When the word "username" shows up in a line of the records below, copy that line.

## Given entries
• • • • • • •

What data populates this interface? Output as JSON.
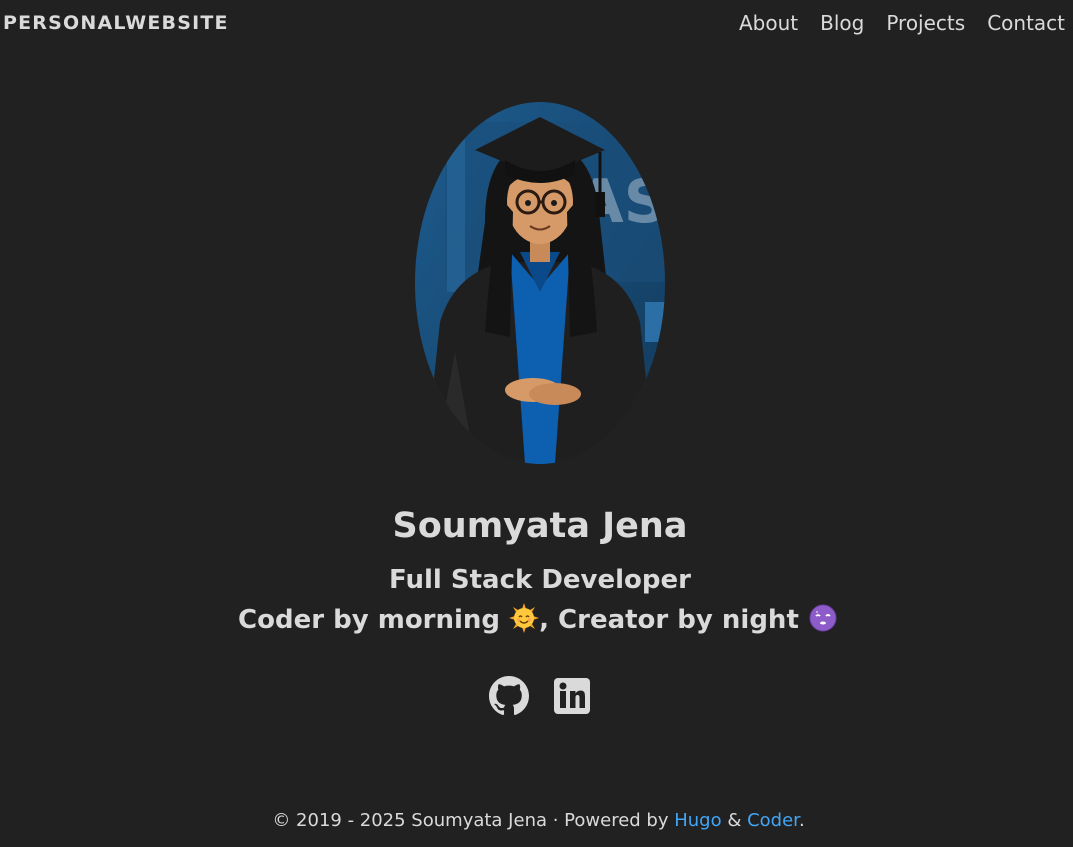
{
  "nav": {
    "brand": "PERSONALWEBSITE",
    "links": [
      {
        "label": "About"
      },
      {
        "label": "Blog"
      },
      {
        "label": "Projects"
      },
      {
        "label": "Contact"
      }
    ]
  },
  "profile": {
    "avatar_alt": "graduate-avatar",
    "name": "Soumyata Jena",
    "role": "Full Stack Developer",
    "tagline_part1": "Coder by morning",
    "tagline_emoji1": "sun-smiling-icon",
    "tagline_part2": ", Creator by night",
    "tagline_emoji2": "moon-sleepy-icon"
  },
  "socials": [
    {
      "icon": "github-icon"
    },
    {
      "icon": "linkedin-icon"
    }
  ],
  "footer": {
    "copyright": "© 2019 - 2025 Soumyata Jena · Powered by ",
    "hugo": "Hugo",
    "amp": " & ",
    "coder": "Coder",
    "period": "."
  },
  "colors": {
    "background": "#212121",
    "text": "#dadada",
    "link": "#42a5f5"
  }
}
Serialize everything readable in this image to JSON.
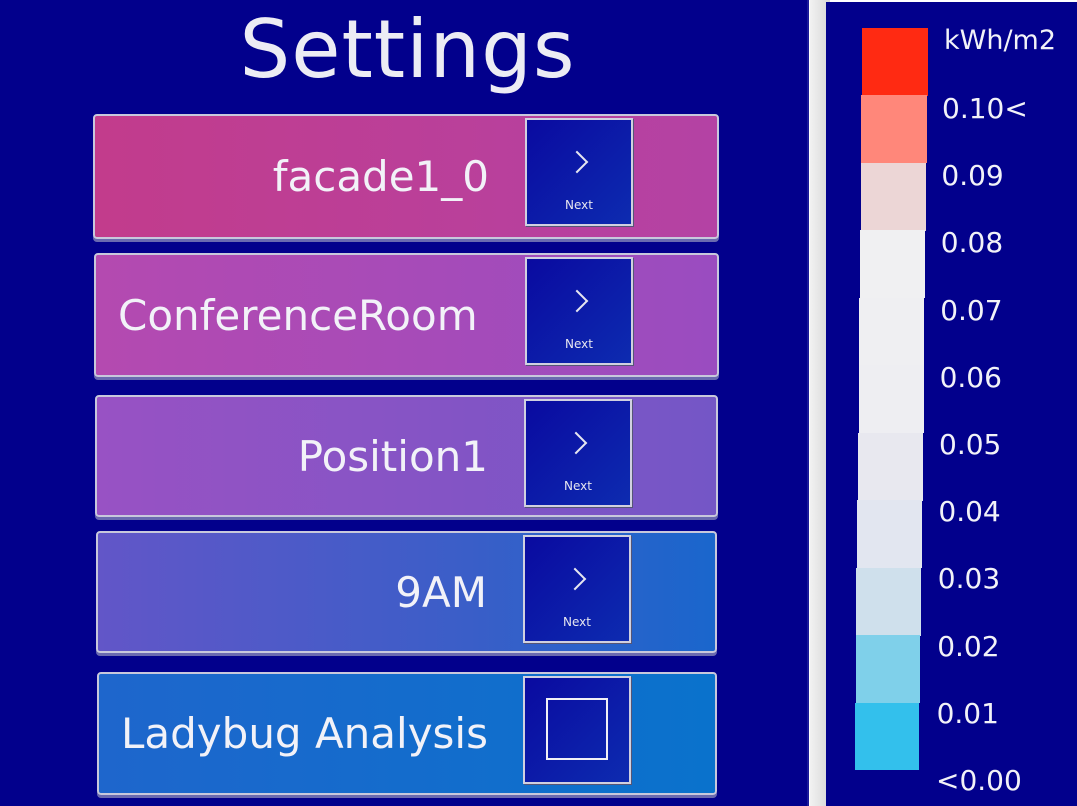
{
  "settings": {
    "title": "Settings",
    "rows": [
      {
        "label": "facade1_0",
        "button_label": "Next"
      },
      {
        "label": "ConferenceRoom",
        "button_label": "Next"
      },
      {
        "label": "Position1",
        "button_label": "Next"
      },
      {
        "label": "9AM",
        "button_label": "Next"
      },
      {
        "label": "Ladybug Analysis",
        "checked": false
      }
    ]
  },
  "legend": {
    "unit": "kWh/m2",
    "labels": [
      "0.10<",
      "0.09",
      "0.08",
      "0.07",
      "0.06",
      "0.05",
      "0.04",
      "0.03",
      "0.02",
      "0.01",
      "<0.00"
    ],
    "colors": [
      "#ff2a12",
      "#ff877a",
      "#ecd6d6",
      "#f0f0f2",
      "#efeff2",
      "#eeeef2",
      "#e8e8ef",
      "#e2e6f0",
      "#cfe0ec",
      "#7fd0ea",
      "#33c0ec"
    ]
  }
}
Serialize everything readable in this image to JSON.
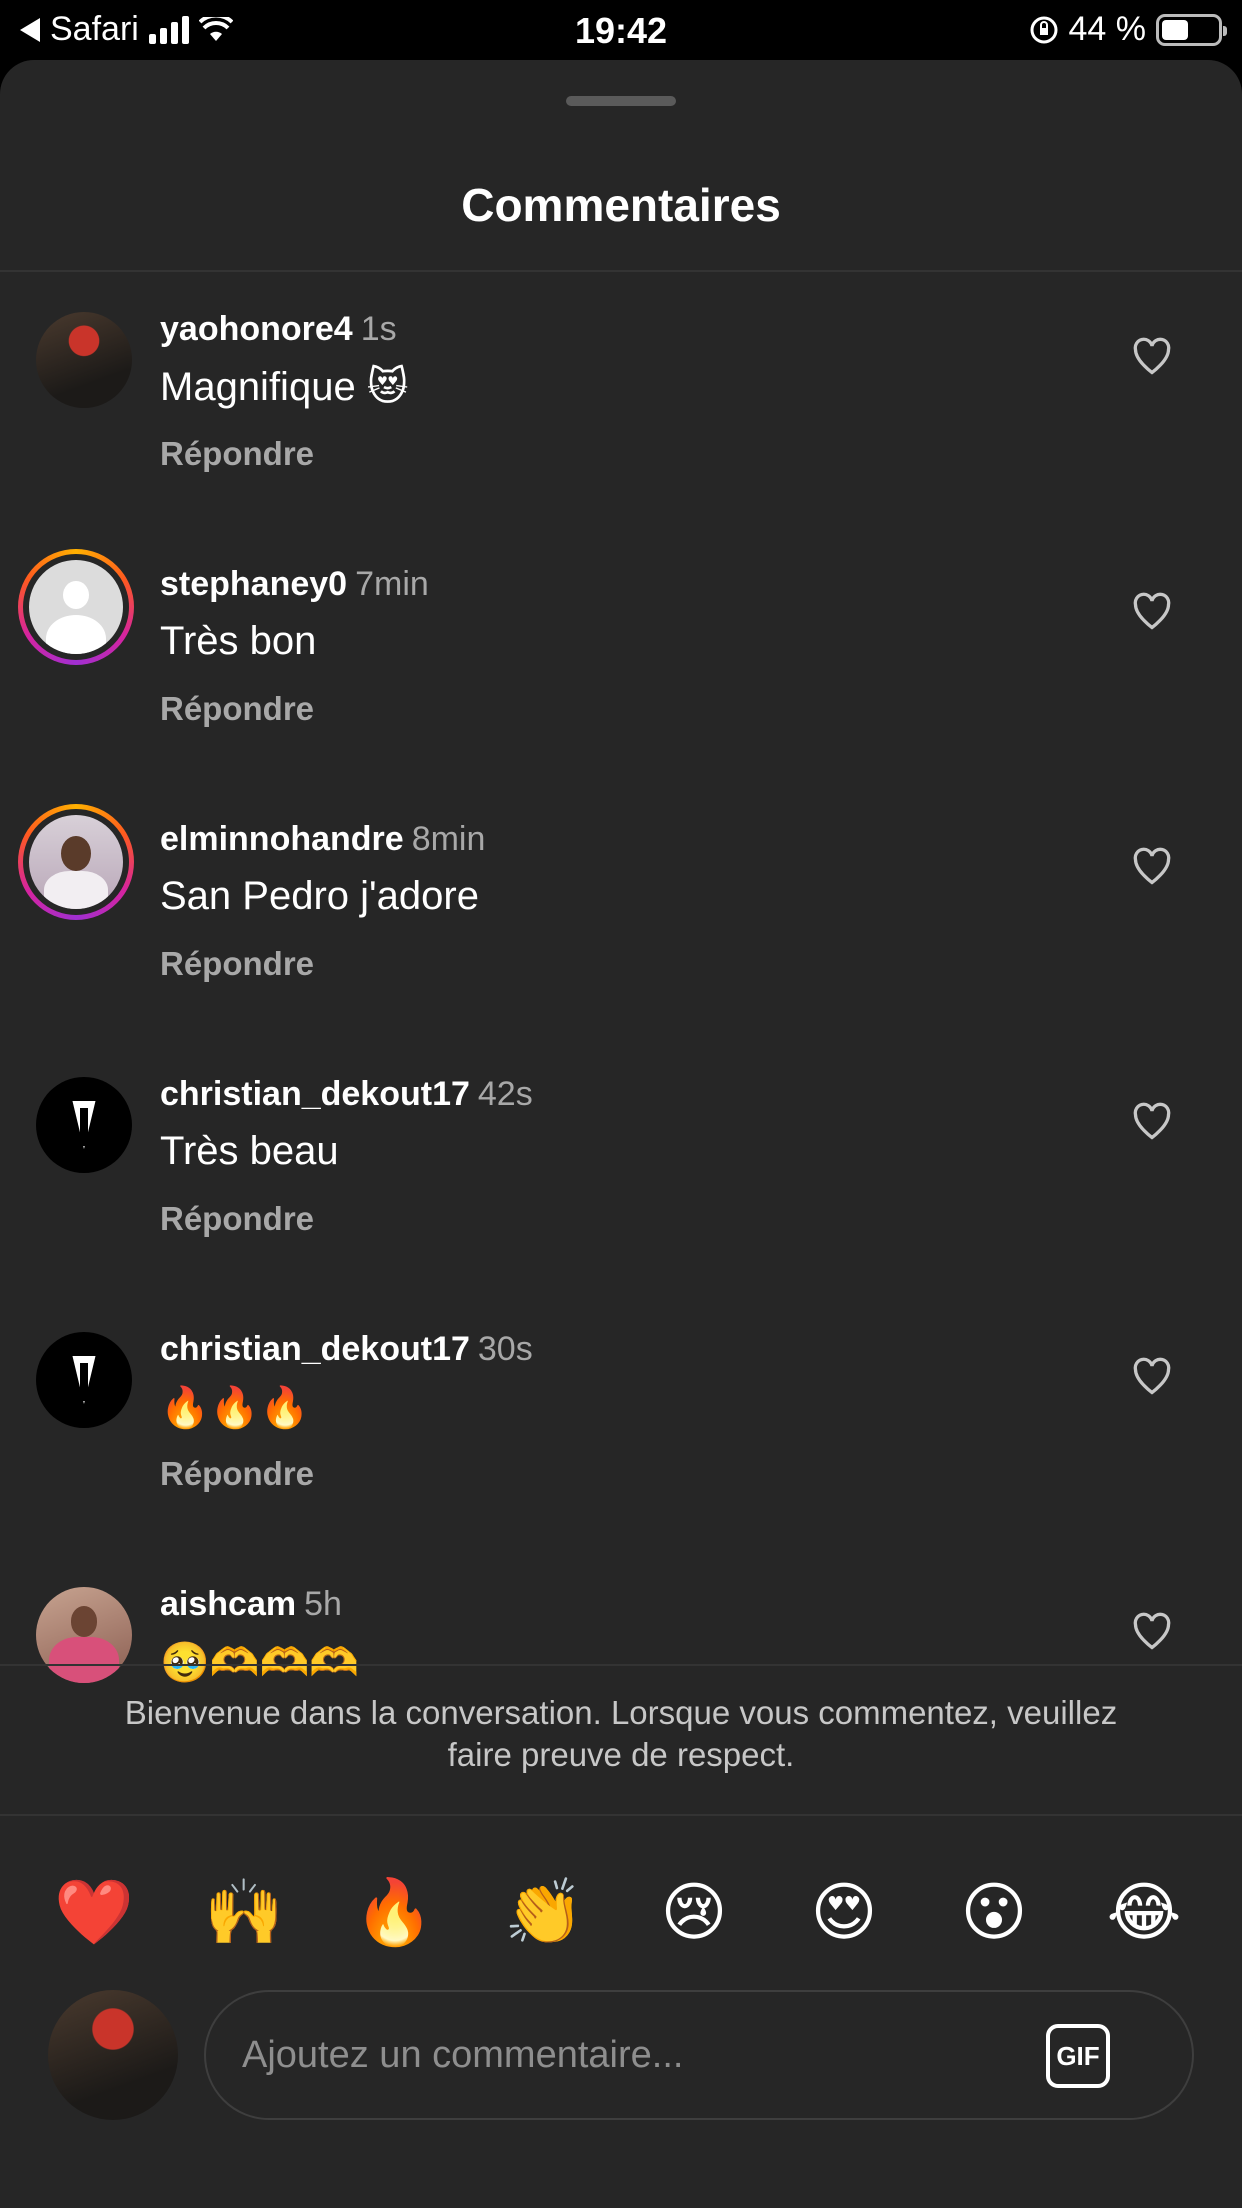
{
  "status_bar": {
    "back_app": "Safari",
    "time": "19:42",
    "battery_percent": "44 %",
    "battery_level": 0.44
  },
  "sheet": {
    "title": "Commentaires"
  },
  "comments": [
    {
      "username": "yaohonore4",
      "time": "1s",
      "text": "Magnifique 😻",
      "reply_label": "Répondre",
      "avatar": "red-hat-photo"
    },
    {
      "username": "stephaney0",
      "time": "7min",
      "text": "Très bon",
      "reply_label": "Répondre",
      "avatar": "default-avatar"
    },
    {
      "username": "elminnohandre",
      "time": "8min",
      "text": "San Pedro j'adore",
      "reply_label": "Répondre",
      "avatar": "man-photo"
    },
    {
      "username": "christian_dekout17",
      "time": "42s",
      "text": "Très beau",
      "reply_label": "Répondre",
      "avatar": "suit-logo"
    },
    {
      "username": "christian_dekout17",
      "time": "30s",
      "text": "🔥🔥🔥",
      "reply_label": "Répondre",
      "avatar": "suit-logo"
    },
    {
      "username": "aishcam",
      "time": "5h",
      "text": "🥹🫶🫶🫶",
      "reply_label": "",
      "avatar": "woman-photo"
    }
  ],
  "welcome_text": "Bienvenue dans la conversation. Lorsque vous commentez, veuillez faire preuve de respect.",
  "quick_emojis": [
    "❤️",
    "🙌",
    "🔥",
    "👏",
    "😢",
    "😍",
    "😮",
    "😂"
  ],
  "composer": {
    "placeholder": "Ajoutez un commentaire...",
    "gif_label": "GIF"
  },
  "colors": {
    "sheet_bg": "#262626",
    "secondary_text": "#a8a8a8",
    "story_ring": "#d6249f"
  }
}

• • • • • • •

## Result below
      "username": "yaohonore4",
      "username": "stephaney0",
      "username": "elminnohandre",
      "username": "christian_dekout17",
      "username": "christian_dekout17",
      "username": "aishcam",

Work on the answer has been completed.